My take on his piece:
- Language: Dan Willingham has written about how the education debates often use one of two types of rhetoric: either Romantic era words (nurture, relationships, whole child, etc.) or Enlightenment era words (rationality, logic, evidence, etc.). Kirp leans on Romantic era language in a manner that I find overly loaded, though perhaps he would make a similar critique of my writing.
- Straw men: As Ryan Hill noted on twitter, Kirp sets up many straw men (arguments he imputes to reformers that few reformers make), as well as just false assertions, such as: high stakes testing should be single metric of success; market or technology based reforms are “impersonal” and disregard educators; firing teachers and coaching teachers is mutually exclusive; challenging curriculum goes undiscussed (common core standards and associated curricula are many things, but undiscussed is not one of them). One could go on. I found this to be the weakest part of Kirp’s piece.
- Charter School Data: Kirp notes that charter schools perform at about the same level for traditional schools.
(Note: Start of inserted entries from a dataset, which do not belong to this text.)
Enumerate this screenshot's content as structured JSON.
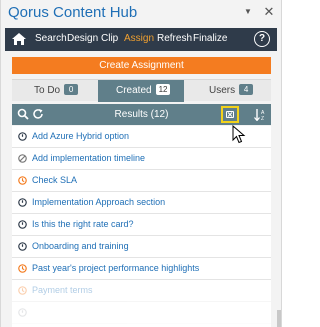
{
  "app": {
    "title": "Qorus Content Hub"
  },
  "nav": {
    "items": [
      {
        "label": "Search"
      },
      {
        "label": "Design"
      },
      {
        "label": "Clip"
      },
      {
        "label": "Assign"
      },
      {
        "label": "Refresh"
      },
      {
        "label": "Finalize"
      }
    ],
    "active": "Assign",
    "help_label": "?"
  },
  "create_button": {
    "label": "Create Assignment"
  },
  "tabs": [
    {
      "label": "To Do",
      "count": "0"
    },
    {
      "label": "Created",
      "count": "12"
    },
    {
      "label": "Users",
      "count": "4"
    }
  ],
  "active_tab": "Created",
  "results": {
    "title": "Results (12)"
  },
  "items": [
    {
      "label": "Add Azure Hybrid option",
      "status": "open"
    },
    {
      "label": "Add implementation timeline",
      "status": "declined"
    },
    {
      "label": "Check SLA",
      "status": "pending"
    },
    {
      "label": "Implementation Approach section",
      "status": "open"
    },
    {
      "label": "Is this the right rate card?",
      "status": "open"
    },
    {
      "label": "Onboarding and training",
      "status": "open"
    },
    {
      "label": "Past year's project performance highlights",
      "status": "pending"
    },
    {
      "label": "Payment terms",
      "status": "pending"
    },
    {
      "label": "",
      "status": "open"
    }
  ],
  "colors": {
    "accent": "#f47c20",
    "nav_bg": "#2f3b4a",
    "nav_active": "#f0a030",
    "panel": "#607f8a",
    "link": "#1f6fb6",
    "highlight": "#f2d21b"
  }
}
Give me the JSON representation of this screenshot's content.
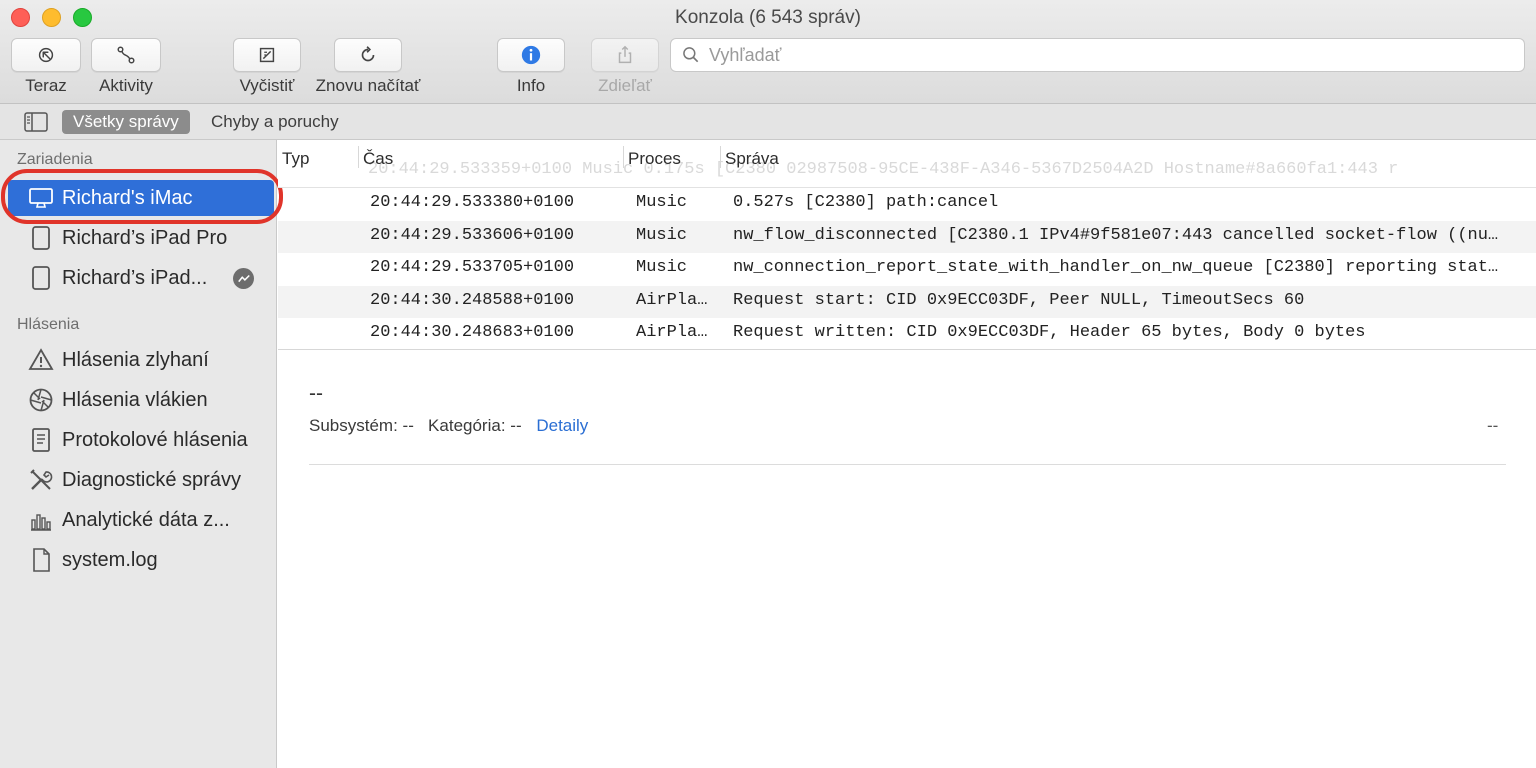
{
  "window": {
    "title": "Konzola (6 543 správ)"
  },
  "toolbar": {
    "now": "Teraz",
    "activities": "Aktivity",
    "clear": "Vyčistiť",
    "reload": "Znovu načítať",
    "info": "Info",
    "share": "Zdieľať"
  },
  "search": {
    "placeholder": "Vyhľadať"
  },
  "filterbar": {
    "all_messages": "Všetky správy",
    "errors_faults": "Chyby a poruchy"
  },
  "sidebar": {
    "devices_header": "Zariadenia",
    "devices": [
      {
        "label": "Richard's iMac",
        "icon": "imac-icon",
        "selected": true
      },
      {
        "label": "Richard’s iPad Pro",
        "icon": "ipad-icon"
      },
      {
        "label": "Richard’s iPad...",
        "icon": "ipad-icon",
        "badge": "activity-icon"
      }
    ],
    "reports_header": "Hlásenia",
    "reports": [
      {
        "label": "Hlásenia zlyhaní",
        "icon": "warning-icon"
      },
      {
        "label": "Hlásenia vlákien",
        "icon": "aperture-icon"
      },
      {
        "label": "Protokolové hlásenia",
        "icon": "document-list-icon"
      },
      {
        "label": "Diagnostické správy",
        "icon": "tools-icon"
      },
      {
        "label": "Analytické dáta z...",
        "icon": "bar-chart-icon"
      },
      {
        "label": "system.log",
        "icon": "file-icon"
      }
    ]
  },
  "table": {
    "columns": {
      "type": "Typ",
      "time": "Čas",
      "process": "Proces",
      "message": "Správa"
    },
    "ghost_row": "20:44:29.533359+0100    Music    0.175s [C2380 02987508-95CE-438F-A346-5367D2504A2D Hostname#8a660fa1:443 r",
    "rows": [
      {
        "time": "20:44:29.533380+0100",
        "process": "Music",
        "message": "0.527s [C2380] path:cancel"
      },
      {
        "time": "20:44:29.533606+0100",
        "process": "Music",
        "message": "nw_flow_disconnected [C2380.1 IPv4#9f581e07:443 cancelled socket-flow ((nu…"
      },
      {
        "time": "20:44:29.533705+0100",
        "process": "Music",
        "message": "nw_connection_report_state_with_handler_on_nw_queue [C2380] reporting stat…"
      },
      {
        "time": "20:44:30.248588+0100",
        "process": "AirPla…",
        "message": "Request start: CID 0x9ECC03DF, Peer NULL, TimeoutSecs 60"
      },
      {
        "time": "20:44:30.248683+0100",
        "process": "AirPla…",
        "message": "Request written: CID 0x9ECC03DF, Header 65 bytes, Body 0 bytes"
      }
    ]
  },
  "detail": {
    "title": "--",
    "subsystem_label": "Subsystém:",
    "subsystem_value": "--",
    "category_label": "Kategória:",
    "category_value": "--",
    "details_link": "Detaily",
    "right_value": "--"
  },
  "colors": {
    "selection": "#2f6fd8",
    "highlight_ring": "#e0342a",
    "link": "#2a6ed3",
    "info_icon": "#2f7ae5"
  }
}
What Kirp does not mention is that, in 2013, CREDO conducted the nation’s largest quasi-experimental charter school study. The study covered twenty-seven states and covered 95 percent of students that attend charters school in the entire nation. It found that African-American students in poverty who attended charter schools achieved nearly two months of extra learning per year. CREDO has conducted similar studies in urban areas across the country, nearly all of which have demonstrated that students learn more in charter schools than traditional schools. In Indianapolis, students in charters schools achieved nearly three months of extra learning. In New York City, three months; in Los Angeles, three and a half months; in New Orleans, five months; in Newark, nine months; in Boston, twelve months.
- Voucher School Data: Kirp claims that Milwaukee’s voucher program has led to no real academic improvement. As it happens, students in the voucher program graduated high school and enrolled in college at rates 4–7 percent higher than similarity situated students in non-voucher schools.
All told, I’m unconvinced by Kirp’s piece. Unlike Kirp, I view structural reform as a way to increase the quality of relationships that educators have with each other—and with their students.
The best charter schools are known for their strong cultures and extensive support for teachers and students. Many traditional urban school districts, on the other hand, are known for their contentious labor environments and poor working conditions.
Perhaps if we had more structural reform, we would also have more of the personal touch that Kirp rightfully desires.
Neerav Kingsland is the former CEO of NSNO. He blogs at relinquishment.org, where this post first appeared.